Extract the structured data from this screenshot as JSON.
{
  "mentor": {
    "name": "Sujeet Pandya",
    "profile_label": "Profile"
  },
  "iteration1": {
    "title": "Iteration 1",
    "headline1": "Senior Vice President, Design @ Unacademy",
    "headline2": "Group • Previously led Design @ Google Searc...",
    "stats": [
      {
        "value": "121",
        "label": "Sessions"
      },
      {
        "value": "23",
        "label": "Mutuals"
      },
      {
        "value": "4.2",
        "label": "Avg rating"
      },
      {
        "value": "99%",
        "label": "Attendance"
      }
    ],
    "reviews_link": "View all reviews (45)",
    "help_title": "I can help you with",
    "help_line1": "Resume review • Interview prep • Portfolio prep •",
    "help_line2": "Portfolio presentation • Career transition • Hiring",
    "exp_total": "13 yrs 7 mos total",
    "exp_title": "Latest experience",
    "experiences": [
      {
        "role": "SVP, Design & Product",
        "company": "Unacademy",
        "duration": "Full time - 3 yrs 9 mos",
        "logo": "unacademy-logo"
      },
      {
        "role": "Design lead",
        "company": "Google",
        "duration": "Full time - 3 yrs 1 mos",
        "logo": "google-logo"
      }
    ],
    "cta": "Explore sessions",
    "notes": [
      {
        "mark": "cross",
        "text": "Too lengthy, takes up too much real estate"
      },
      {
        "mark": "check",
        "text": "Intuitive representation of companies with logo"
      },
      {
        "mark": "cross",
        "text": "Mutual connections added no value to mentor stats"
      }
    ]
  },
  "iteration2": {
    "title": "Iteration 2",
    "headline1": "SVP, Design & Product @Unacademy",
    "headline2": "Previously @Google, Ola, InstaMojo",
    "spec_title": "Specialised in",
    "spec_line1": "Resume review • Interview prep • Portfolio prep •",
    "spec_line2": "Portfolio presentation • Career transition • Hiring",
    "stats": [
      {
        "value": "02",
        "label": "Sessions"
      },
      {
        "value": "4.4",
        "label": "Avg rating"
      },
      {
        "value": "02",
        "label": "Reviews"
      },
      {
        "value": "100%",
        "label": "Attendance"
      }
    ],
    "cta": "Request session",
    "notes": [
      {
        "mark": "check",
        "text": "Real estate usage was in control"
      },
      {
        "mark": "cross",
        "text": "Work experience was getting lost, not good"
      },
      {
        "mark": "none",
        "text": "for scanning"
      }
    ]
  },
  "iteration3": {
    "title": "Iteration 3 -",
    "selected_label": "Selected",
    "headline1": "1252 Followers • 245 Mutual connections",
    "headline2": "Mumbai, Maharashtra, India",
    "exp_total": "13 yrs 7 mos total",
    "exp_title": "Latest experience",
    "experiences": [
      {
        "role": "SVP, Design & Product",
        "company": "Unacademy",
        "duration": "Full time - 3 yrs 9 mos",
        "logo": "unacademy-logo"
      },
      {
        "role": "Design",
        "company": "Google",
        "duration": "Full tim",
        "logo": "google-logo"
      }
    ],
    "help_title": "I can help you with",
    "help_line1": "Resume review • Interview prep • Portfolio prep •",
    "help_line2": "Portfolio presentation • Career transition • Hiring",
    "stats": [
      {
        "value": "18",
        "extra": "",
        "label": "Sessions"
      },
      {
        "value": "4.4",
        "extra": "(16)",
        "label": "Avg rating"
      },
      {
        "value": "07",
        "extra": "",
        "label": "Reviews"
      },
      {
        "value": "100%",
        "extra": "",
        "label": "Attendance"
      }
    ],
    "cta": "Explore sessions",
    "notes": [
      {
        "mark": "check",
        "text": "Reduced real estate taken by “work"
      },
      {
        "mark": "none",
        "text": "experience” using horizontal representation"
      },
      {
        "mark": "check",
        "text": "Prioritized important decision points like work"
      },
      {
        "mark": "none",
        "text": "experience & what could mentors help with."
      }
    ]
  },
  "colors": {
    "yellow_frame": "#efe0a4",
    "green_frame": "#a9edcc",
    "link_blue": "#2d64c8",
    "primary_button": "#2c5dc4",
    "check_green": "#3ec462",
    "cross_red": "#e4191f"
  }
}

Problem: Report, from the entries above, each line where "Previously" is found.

Response area:
    "headline2": "Group • Previously led Design @ Google Searc...",
    "headline2": "Previously @Google, Ola, InstaMojo",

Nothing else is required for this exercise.